Special education will be a big piece of the school funding puzzle, as schools struggle with the federal government’s failure to meet funding goals in that area.
Walz has called for “fully funding” education, though Senate E-12 Finance Chairwoman Carla Nelson said that idea needs to be fleshed out. “There’s just never enough money to fund all the things we want,” said Nelson, R-Rochester. She wants a more targeted approach to paying for preschool programs, while Walz and many Democrats want universal pre-K.
Walz has also advocated for two years of free tuition for college students who meet income qualifications. House Education Finance Chairman Jim Davnie, D-Minneapolis, said he wants to ensure high school students statewide have access to opportunities to get college credit while in high school. Davnie, along with many Democrats and Republicans, wants to promote career and technical education.
Guns, school safety
Money for schools to hire counselors and safety staff was vetoed last session, but will be an early focus this year, said Sen. Carla Nelson, R-Rochester, adding, “We can’t afford to wait.”
Gun control supporters, one of the most visible advocacy groups at the Capitol last year, planned a rally on the opening day of session.
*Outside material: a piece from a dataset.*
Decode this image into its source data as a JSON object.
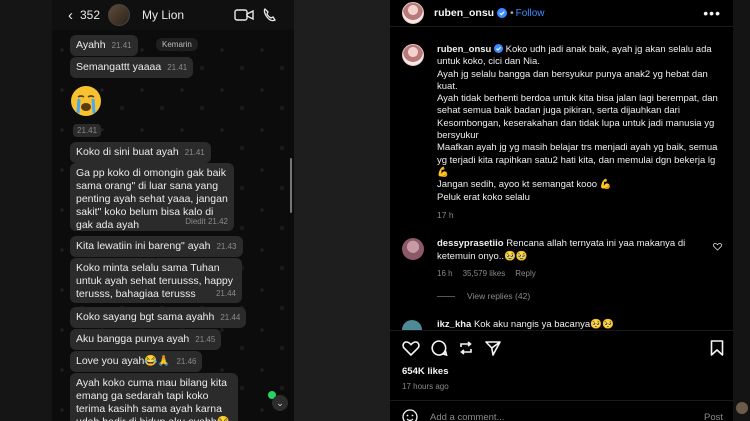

They want legislators to pass “red flag” protection orders and require people to get a permit to buy guns through private sales.
“I really don’t want to give hearings to extreme ideas from the left or from the right. I’m only interested in ideas that actually have solutions,” said Senate Judiciary and Public Safety Committee Chairman Warren Limmer, R-Maple Grove.
But Rep. Carlos Mariani, D-St. Paul, who will lead the Public Safety and Criminal Justice Reform Committee, said a red flag law is “a straight-up common-sense approach to maximizing public safety.”